Exercise details: The required output is the full listing below, reproduced word for word.

___

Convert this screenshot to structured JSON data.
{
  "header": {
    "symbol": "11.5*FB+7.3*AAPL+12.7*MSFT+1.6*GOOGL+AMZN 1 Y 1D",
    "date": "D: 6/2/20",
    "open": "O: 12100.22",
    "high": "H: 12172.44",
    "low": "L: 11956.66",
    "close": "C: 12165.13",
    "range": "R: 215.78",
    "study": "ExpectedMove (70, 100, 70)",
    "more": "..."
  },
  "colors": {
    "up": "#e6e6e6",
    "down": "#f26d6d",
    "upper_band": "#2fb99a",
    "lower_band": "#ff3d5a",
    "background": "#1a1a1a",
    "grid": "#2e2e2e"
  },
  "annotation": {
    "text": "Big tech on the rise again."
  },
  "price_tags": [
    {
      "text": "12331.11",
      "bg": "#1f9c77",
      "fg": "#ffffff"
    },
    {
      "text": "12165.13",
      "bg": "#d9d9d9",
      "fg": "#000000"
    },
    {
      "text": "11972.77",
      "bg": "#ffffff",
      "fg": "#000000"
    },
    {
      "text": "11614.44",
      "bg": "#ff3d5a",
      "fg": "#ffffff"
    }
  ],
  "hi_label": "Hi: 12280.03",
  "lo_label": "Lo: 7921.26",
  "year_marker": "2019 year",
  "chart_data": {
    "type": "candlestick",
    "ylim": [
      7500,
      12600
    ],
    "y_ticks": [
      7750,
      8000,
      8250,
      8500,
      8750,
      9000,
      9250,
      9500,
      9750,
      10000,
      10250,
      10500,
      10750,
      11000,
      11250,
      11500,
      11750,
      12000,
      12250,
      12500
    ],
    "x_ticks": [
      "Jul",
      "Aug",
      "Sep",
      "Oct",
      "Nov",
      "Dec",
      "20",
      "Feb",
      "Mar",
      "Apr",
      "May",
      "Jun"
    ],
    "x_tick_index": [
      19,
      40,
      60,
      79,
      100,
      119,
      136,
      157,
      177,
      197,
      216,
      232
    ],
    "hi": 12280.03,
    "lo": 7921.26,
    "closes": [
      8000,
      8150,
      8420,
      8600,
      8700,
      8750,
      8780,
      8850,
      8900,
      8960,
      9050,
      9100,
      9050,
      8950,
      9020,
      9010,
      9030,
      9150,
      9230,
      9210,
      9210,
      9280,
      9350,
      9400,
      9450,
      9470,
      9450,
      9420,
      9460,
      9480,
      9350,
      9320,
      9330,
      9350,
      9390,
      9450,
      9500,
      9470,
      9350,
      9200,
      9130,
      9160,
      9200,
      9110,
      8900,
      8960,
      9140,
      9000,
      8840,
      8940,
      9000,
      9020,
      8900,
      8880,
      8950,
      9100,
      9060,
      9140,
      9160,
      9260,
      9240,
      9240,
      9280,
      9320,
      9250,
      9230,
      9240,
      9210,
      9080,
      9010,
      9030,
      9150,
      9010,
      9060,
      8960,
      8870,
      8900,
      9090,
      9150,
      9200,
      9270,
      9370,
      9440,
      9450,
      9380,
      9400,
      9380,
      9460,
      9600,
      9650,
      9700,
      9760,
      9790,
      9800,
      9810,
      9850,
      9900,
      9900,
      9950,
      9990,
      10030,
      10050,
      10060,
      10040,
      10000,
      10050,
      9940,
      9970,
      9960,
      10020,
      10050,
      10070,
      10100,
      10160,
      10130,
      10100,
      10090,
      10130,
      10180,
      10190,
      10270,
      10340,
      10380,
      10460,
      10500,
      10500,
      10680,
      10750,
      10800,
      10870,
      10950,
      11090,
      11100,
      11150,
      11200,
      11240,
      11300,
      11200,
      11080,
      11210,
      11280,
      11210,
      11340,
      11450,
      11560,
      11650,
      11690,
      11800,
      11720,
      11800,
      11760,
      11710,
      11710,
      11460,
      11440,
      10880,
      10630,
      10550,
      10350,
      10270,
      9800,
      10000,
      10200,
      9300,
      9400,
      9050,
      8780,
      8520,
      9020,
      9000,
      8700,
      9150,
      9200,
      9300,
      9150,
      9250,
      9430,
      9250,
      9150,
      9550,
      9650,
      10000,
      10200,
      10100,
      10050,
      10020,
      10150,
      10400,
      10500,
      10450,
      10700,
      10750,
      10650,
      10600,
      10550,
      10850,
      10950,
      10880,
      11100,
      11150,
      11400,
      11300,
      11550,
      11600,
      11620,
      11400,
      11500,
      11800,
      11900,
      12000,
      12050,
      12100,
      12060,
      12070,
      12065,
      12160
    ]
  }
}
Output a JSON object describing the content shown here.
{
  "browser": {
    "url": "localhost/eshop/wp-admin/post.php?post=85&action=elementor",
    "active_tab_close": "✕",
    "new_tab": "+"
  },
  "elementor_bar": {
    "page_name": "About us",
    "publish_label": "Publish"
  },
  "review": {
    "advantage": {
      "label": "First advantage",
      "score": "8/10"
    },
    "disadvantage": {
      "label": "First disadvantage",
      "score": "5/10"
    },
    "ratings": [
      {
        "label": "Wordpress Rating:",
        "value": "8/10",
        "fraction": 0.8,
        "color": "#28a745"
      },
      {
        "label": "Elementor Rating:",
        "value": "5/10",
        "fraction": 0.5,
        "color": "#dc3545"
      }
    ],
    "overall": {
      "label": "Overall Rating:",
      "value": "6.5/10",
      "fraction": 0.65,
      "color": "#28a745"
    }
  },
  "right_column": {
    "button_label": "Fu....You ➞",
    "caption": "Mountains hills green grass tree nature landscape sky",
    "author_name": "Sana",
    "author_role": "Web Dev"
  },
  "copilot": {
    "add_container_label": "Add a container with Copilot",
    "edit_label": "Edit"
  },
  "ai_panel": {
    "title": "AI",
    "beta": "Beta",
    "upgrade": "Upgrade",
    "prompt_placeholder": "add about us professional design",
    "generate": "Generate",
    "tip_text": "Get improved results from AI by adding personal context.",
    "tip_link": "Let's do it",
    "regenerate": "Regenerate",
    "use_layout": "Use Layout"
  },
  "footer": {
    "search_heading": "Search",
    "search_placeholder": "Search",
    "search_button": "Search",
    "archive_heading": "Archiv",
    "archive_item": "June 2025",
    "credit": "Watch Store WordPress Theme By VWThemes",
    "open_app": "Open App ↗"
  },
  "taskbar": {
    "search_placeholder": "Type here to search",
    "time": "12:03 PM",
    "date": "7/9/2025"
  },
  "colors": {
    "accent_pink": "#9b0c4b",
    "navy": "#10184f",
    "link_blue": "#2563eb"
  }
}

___

Answer to this task:
Convert this screenshot to structured JSON data.
{
  "header": {
    "symbol": "11.5*FB+7.3*AAPL+12.7*MSFT+1.6*GOOGL+AMZN 1 Y 1D",
    "date": "D: 6/2/20",
    "open": "O: 12100.22",
    "high": "H: 12172.44",
    "low": "L: 11956.66",
    "close": "C: 12165.13",
    "range": "R: 215.78",
    "study": "ExpectedMove (70, 100, 70)",
    "more": "..."
  },
  "colors": {
    "up": "#e6e6e6",
    "down": "#f26d6d",
    "upper_band": "#2fb99a",
    "lower_band": "#ff3d5a",
    "background": "#1a1a1a",
    "grid": "#2e2e2e"
  },
  "annotation": {
    "text": "Big tech on the rise again."
  },
  "price_tags": [
    {
      "text": "12331.11",
      "bg": "#1f9c77",
      "fg": "#ffffff"
    },
    {
      "text": "12165.13",
      "bg": "#d9d9d9",
      "fg": "#000000"
    },
    {
      "text": "11972.77",
      "bg": "#ffffff",
      "fg": "#000000"
    },
    {
      "text": "11614.44",
      "bg": "#ff3d5a",
      "fg": "#ffffff"
    }
  ],
  "hi_label": "Hi: 12280.03",
  "lo_label": "Lo: 7921.26",
  "year_marker": "2019 year",
  "chart_data": {
    "type": "candlestick",
    "ylim": [
      7500,
      12600
    ],
    "y_ticks": [
      7750,
      8000,
      8250,
      8500,
      8750,
      9000,
      9250,
      9500,
      9750,
      10000,
      10250,
      10500,
      10750,
      11000,
      11250,
      11500,
      11750,
      12000,
      12250,
      12500
    ],
    "x_ticks": [
      "Jul",
      "Aug",
      "Sep",
      "Oct",
      "Nov",
      "Dec",
      "20",
      "Feb",
      "Mar",
      "Apr",
      "May",
      "Jun"
    ],
    "x_tick_index": [
      19,
      40,
      60,
      79,
      100,
      119,
      136,
      157,
      177,
      197,
      216,
      232
    ],
    "hi": 12280.03,
    "lo": 7921.26,
    "closes": [
      8000,
      8150,
      8420,
      8600,
      8700,
      8750,
      8780,
      8850,
      8900,
      8960,
      9050,
      9100,
      9050,
      8950,
      9020,
      9010,
      9030,
      9150,
      9230,
      9210,
      9210,
      9280,
      9350,
      9400,
      9450,
      9470,
      9450,
      9420,
      9460,
      9480,
      9350,
      9320,
      9330,
      9350,
      9390,
      9450,
      9500,
      9470,
      9350,
      9200,
      9130,
      9160,
      9200,
      9110,
      8900,
      8960,
      9140,
      9000,
      8840,
      8940,
      9000,
      9020,
      8900,
      8880,
      8950,
      9100,
      9060,
      9140,
      9160,
      9260,
      9240,
      9240,
      9280,
      9320,
      9250,
      9230,
      9240,
      9210,
      9080,
      9010,
      9030,
      9150,
      9010,
      9060,
      8960,
      8870,
      8900,
      9090,
      9150,
      9200,
      9270,
      9370,
      9440,
      9450,
      9380,
      9400,
      9380,
      9460,
      9600,
      9650,
      9700,
      9760,
      9790,
      9800,
      9810,
      9850,
      9900,
      9900,
      9950,
      9990,
      10030,
      10050,
      10060,
      10040,
      10000,
      10050,
      9940,
      9970,
      9960,
      10020,
      10050,
      10070,
      10100,
      10160,
      10130,
      10100,
      10090,
      10130,
      10180,
      10190,
      10270,
      10340,
      10380,
      10460,
      10500,
      10500,
      10680,
      10750,
      10800,
      10870,
      10950,
      11090,
      11100,
      11150,
      11200,
      11240,
      11300,
      11200,
      11080,
      11210,
      11280,
      11210,
      11340,
      11450,
      11560,
      11650,
      11690,
      11800,
      11720,
      11800,
      11760,
      11710,
      11710,
      11460,
      11440,
      10880,
      10630,
      10550,
      10350,
      10270,
      9800,
      10000,
      10200,
      9300,
      9400,
      9050,
      8780,
      8520,
      9020,
      9000,
      8700,
      9150,
      9200,
      9300,
      9150,
      9250,
      9430,
      9250,
      9150,
      9550,
      9650,
      10000,
      10200,
      10100,
      10050,
      10020,
      10150,
      10400,
      10500,
      10450,
      10700,
      10750,
      10650,
      10600,
      10550,
      10850,
      10950,
      10880,
      11100,
      11150,
      11400,
      11300,
      11550,
      11600,
      11620,
      11400,
      11500,
      11800,
      11900,
      12000,
      12050,
      12100,
      12060,
      12070,
      12065,
      12160
    ]
  }
}
Output a JSON object describing the content shown here.
{
  "browser": {
    "url": "localhost/eshop/wp-admin/post.php?post=85&action=elementor",
    "active_tab_close": "✕",
    "new_tab": "+"
  },
  "elementor_bar": {
    "page_name": "About us",
    "publish_label": "Publish"
  },
  "review": {
    "advantage": {
      "label": "First advantage",
      "score": "8/10"
    },
    "disadvantage": {
      "label": "First disadvantage",
      "score": "5/10"
    },
    "ratings": [
      {
        "label": "Wordpress Rating:",
        "value": "8/10",
        "fraction": 0.8,
        "color": "#28a745"
      },
      {
        "label": "Elementor Rating:",
        "value": "5/10",
        "fraction": 0.5,
        "color": "#dc3545"
      }
    ],
    "overall": {
      "label": "Overall Rating:",
      "value": "6.5/10",
      "fraction": 0.65,
      "color": "#28a745"
    }
  },
  "right_column": {
    "button_label": "Fu....You ➞",
    "caption": "Mountains hills green grass tree nature landscape sky",
    "author_name": "Sana",
    "author_role": "Web Dev"
  },
  "copilot": {
    "add_container_label": "Add a container with Copilot",
    "edit_label": "Edit"
  },
  "ai_panel": {
    "title": "AI",
    "beta": "Beta",
    "upgrade": "Upgrade",
    "prompt_placeholder": "add about us professional design",
    "generate": "Generate",
    "tip_text": "Get improved results from AI by adding personal context.",
    "tip_link": "Let's do it",
    "regenerate": "Regenerate",
    "use_layout": "Use Layout"
  },
  "footer": {
    "search_heading": "Search",
    "search_placeholder": "Search",
    "search_button": "Search",
    "archive_heading": "Archiv",
    "archive_item": "June 2025",
    "credit": "Watch Store WordPress Theme By VWThemes",
    "open_app": "Open App ↗"
  },
  "taskbar": {
    "search_placeholder": "Type here to search",
    "time": "12:03 PM",
    "date": "7/9/2025"
  },
  "colors": {
    "accent_pink": "#9b0c4b",
    "navy": "#10184f",
    "link_blue": "#2563eb"
  }
}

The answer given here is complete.